• **Work task**
Copy down every line of the data that follows exactly. Omit the pictures.

• **Records supplied**
* * * *
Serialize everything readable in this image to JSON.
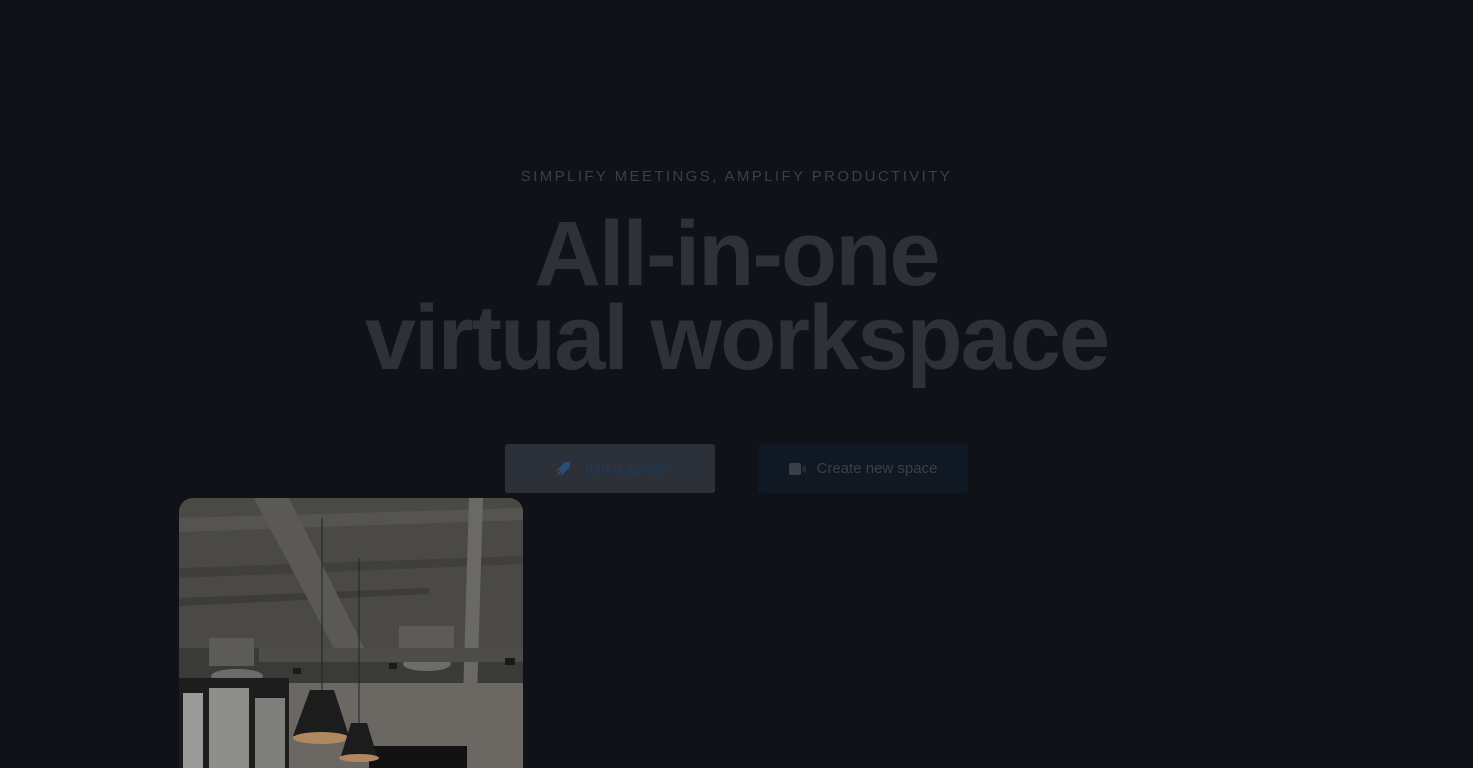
{
  "hero": {
    "eyebrow": "SIMPLIFY MEETINGS, AMPLIFY PRODUCTIVITY",
    "headline_line1": "All-in-one",
    "headline_line2": "virtual workspace"
  },
  "actions": {
    "join_label": "Join a space",
    "join_icon": "rocket-icon",
    "create_label": "Create new space",
    "create_icon": "video-camera-icon"
  },
  "media": {
    "photo_subject": "office-interior-with-pendant-lamps"
  },
  "colors": {
    "background": "#0f1217",
    "headline": "#2d3139",
    "join_button_bg": "#2b3039",
    "join_button_text": "#1f3b5c",
    "create_button_bg": "#101823"
  }
}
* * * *
• **Result below**
Serialize everything readable in this image to JSON.
{
  "hero": {
    "eyebrow": "SIMPLIFY MEETINGS, AMPLIFY PRODUCTIVITY",
    "headline_line1": "All-in-one",
    "headline_line2": "virtual workspace"
  },
  "actions": {
    "join_label": "Join a space",
    "join_icon": "rocket-icon",
    "create_label": "Create new space",
    "create_icon": "video-camera-icon"
  },
  "media": {
    "photo_subject": "office-interior-with-pendant-lamps"
  },
  "colors": {
    "background": "#0f1217",
    "headline": "#2d3139",
    "join_button_bg": "#2b3039",
    "join_button_text": "#1f3b5c",
    "create_button_bg": "#101823"
  }
}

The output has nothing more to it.